ASSIGNED TASK:
For the records below, tally the lines that include the word "Integer" and report the number alone.

Data about app and page elements:
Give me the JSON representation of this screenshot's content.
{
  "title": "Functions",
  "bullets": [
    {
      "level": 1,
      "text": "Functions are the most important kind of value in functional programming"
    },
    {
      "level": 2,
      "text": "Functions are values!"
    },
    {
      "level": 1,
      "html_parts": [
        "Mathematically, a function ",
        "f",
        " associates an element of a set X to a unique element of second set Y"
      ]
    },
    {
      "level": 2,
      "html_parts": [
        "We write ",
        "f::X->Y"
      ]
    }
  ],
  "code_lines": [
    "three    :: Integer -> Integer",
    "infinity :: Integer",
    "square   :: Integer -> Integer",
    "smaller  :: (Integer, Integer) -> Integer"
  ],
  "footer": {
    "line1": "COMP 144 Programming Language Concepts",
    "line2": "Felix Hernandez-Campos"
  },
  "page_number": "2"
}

COMPLETED EXERCISE:
4